How to watch the final hours of Europe's Rosetta comet probe

This morning, about 720 million kilometres from Earth, a robot will crash into a space rock. The robot in question is the European Space Agency's Rosetta probe, and the rock is the duck-shaped comet 67P/Churyumov–Gerasimenko, which it's been orbiting since November 2014.

In that time, Rosetta has sent back a wealth of data. Thanks to its observations, we know so much more about the nature of comets than we did beforehand. The surface of 67P was much more detailed than expected, and also full of holes - about 70% of its volume is empty space.

We've also learnt that it probably wasn't comets that first brought water to Earth - though they may have brought some of the necessary ingredients for life. Analysis of the cloud of dust and gas surrounding 67P shows traces of amino acids - the chemical building blocks of life.

Last of its Fuel

But Rosetta's mission is now at an end. Having swung around the Sun, it's now headed out towards Jupiter and its solar panels are no longer getting enough juice. With the last of its fuel, it'll be landed not-so-gently on the surface of its comet, with confirmation expected at about midday today.

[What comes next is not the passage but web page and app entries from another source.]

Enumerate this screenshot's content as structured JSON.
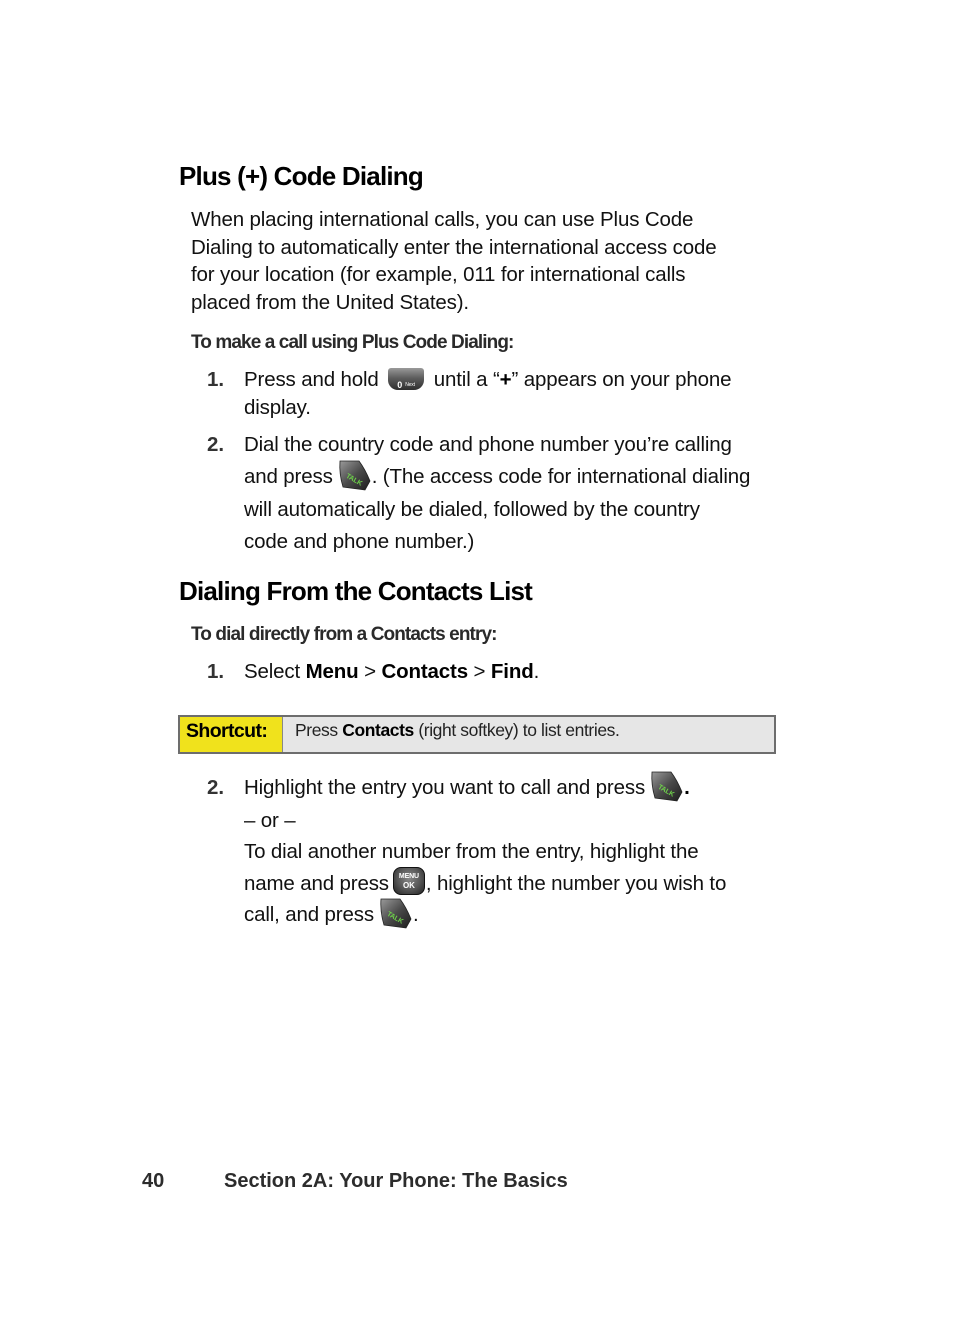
{
  "section1": {
    "heading": "Plus (+) Code Dialing",
    "intro_lines": [
      "When placing international calls, you can use Plus Code",
      "Dialing to automatically enter the international access code",
      "for your location (for example, 011 for international calls",
      "placed from the United States)."
    ],
    "subheading": "To make a call using Plus Code Dialing:",
    "steps": [
      {
        "num": "1.",
        "pre": "Press and hold",
        "key_icon": "zero-next-key-icon",
        "key_label": "0",
        "key_sublabel": "Next",
        "mid": "until a “",
        "bold": "+",
        "post": "” appears on your phone",
        "line2": "display."
      },
      {
        "num": "2.",
        "line1": "Dial the country code and phone number you’re calling",
        "pre": "and press",
        "key_icon": "talk-key-icon",
        "post": ". (The access code for international dialing",
        "line3": "will automatically be dialed, followed by the country",
        "line4": "code and phone number.)"
      }
    ]
  },
  "section2": {
    "heading": "Dialing From the Contacts List",
    "subheading": "To dial directly from a Contacts entry:",
    "step1": {
      "num": "1.",
      "pre": "Select ",
      "menu": "Menu",
      "sep1": " > ",
      "contacts": "Contacts",
      "sep2": " > ",
      "find": "Find",
      "end": "."
    },
    "shortcut": {
      "label": "Shortcut:",
      "pre": "Press ",
      "bold": "Contacts",
      "post": " (right softkey) to list entries.",
      "label_bg": "#f0e21c",
      "box_bg": "#e6e6e6"
    },
    "step2": {
      "num": "2.",
      "line1_pre": "Highlight the entry you want to call and press",
      "line1_post": ".",
      "or": "– or –",
      "line3": "To dial another number from the entry, highlight the",
      "line4_pre": "name and press",
      "menu_key_top": "MENU",
      "menu_key_bottom": "OK",
      "line4_post": ", highlight the number you wish to",
      "line5_pre": "call, and press",
      "line5_post": "."
    }
  },
  "footer": {
    "page_number": "40",
    "section_title": "Section 2A: Your Phone: The Basics"
  }
}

You can watch, if you like. The European Space Agency will be live-streaming the grand finale of the mission from about 11:30am at They'll go over the last few commands and go in-depth into the mission's triumphs. The spacecraft will be taking photos as it descends, and the last one will arrive - around 15 metres from the surface - about 40 minutes after the end of the mission.

A Psychological Thing

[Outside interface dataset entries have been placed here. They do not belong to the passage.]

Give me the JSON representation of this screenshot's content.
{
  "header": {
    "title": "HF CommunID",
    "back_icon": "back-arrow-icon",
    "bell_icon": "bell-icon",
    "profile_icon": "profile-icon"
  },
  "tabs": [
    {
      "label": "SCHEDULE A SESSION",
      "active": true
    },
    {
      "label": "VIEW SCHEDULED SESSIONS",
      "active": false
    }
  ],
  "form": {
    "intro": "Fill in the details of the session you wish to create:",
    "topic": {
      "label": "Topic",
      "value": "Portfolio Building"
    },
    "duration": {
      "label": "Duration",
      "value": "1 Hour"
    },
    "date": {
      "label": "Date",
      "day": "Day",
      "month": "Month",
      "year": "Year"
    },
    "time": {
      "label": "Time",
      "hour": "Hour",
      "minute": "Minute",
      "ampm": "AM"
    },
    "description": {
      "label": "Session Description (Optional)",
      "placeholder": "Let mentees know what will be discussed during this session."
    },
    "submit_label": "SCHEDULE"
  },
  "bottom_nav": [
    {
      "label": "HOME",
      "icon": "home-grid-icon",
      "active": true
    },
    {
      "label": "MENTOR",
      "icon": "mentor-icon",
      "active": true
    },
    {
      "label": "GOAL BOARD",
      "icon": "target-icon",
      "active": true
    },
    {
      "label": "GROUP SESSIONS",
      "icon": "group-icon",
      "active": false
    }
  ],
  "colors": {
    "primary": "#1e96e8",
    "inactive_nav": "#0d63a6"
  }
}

Then, silence. Rosetta's mission will be over - left resting on the surface of 67P forever. "We could have abandoned it in space or let it bounce off the comet and just switched it off. It wouldn't have created any problem," Andrea Accomazzo, the ESA's spacecraft operations manager, told the Guardian. "Landing it is more a psychological thing."

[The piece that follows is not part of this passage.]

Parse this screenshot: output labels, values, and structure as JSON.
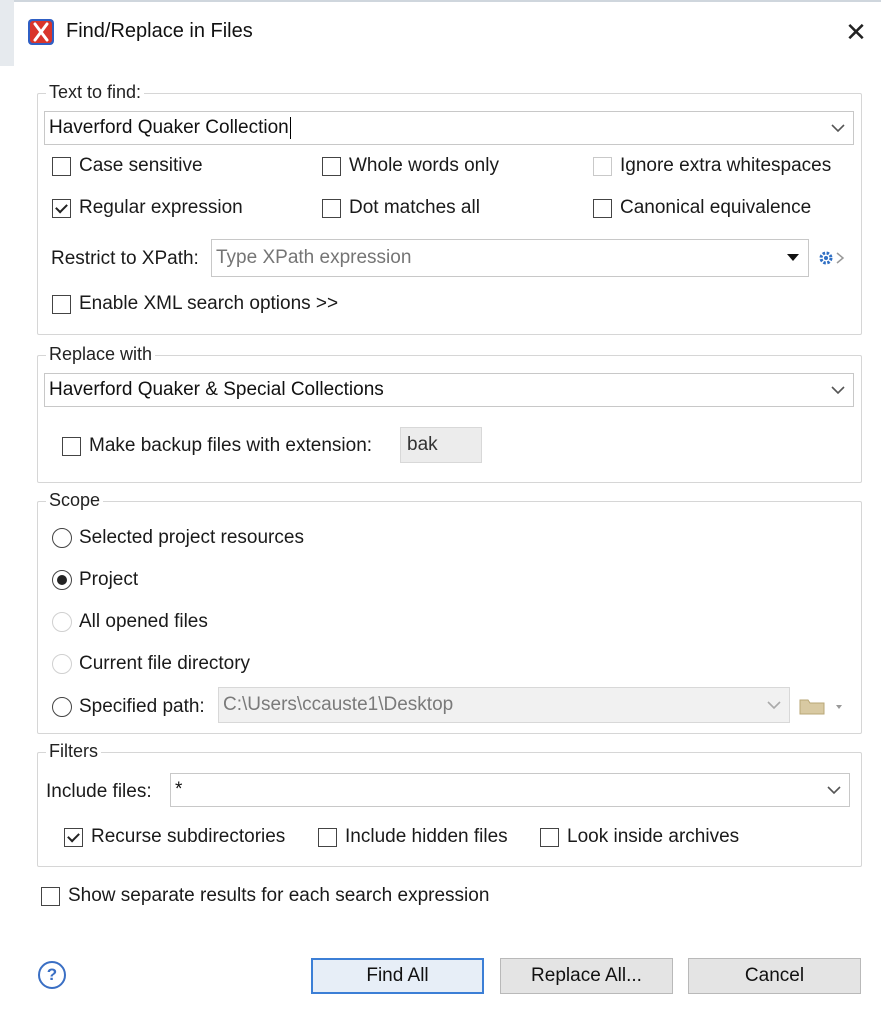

There's still plenty of data to analyse, of course, so researchers will be working on the Rosetta mission for many years to come. The European Space Agency, meanwhile, has its sights set on the future. The agency will be launching a Mars rover in 2020, to hunt for life on the Red Planet.

  • Duncan Geere is TechRadar's science writer. Every day he finds the most interesting science news and explains why you should care. You can read more of his stories here, and you can find him on Twitter under the handle @duncangeere.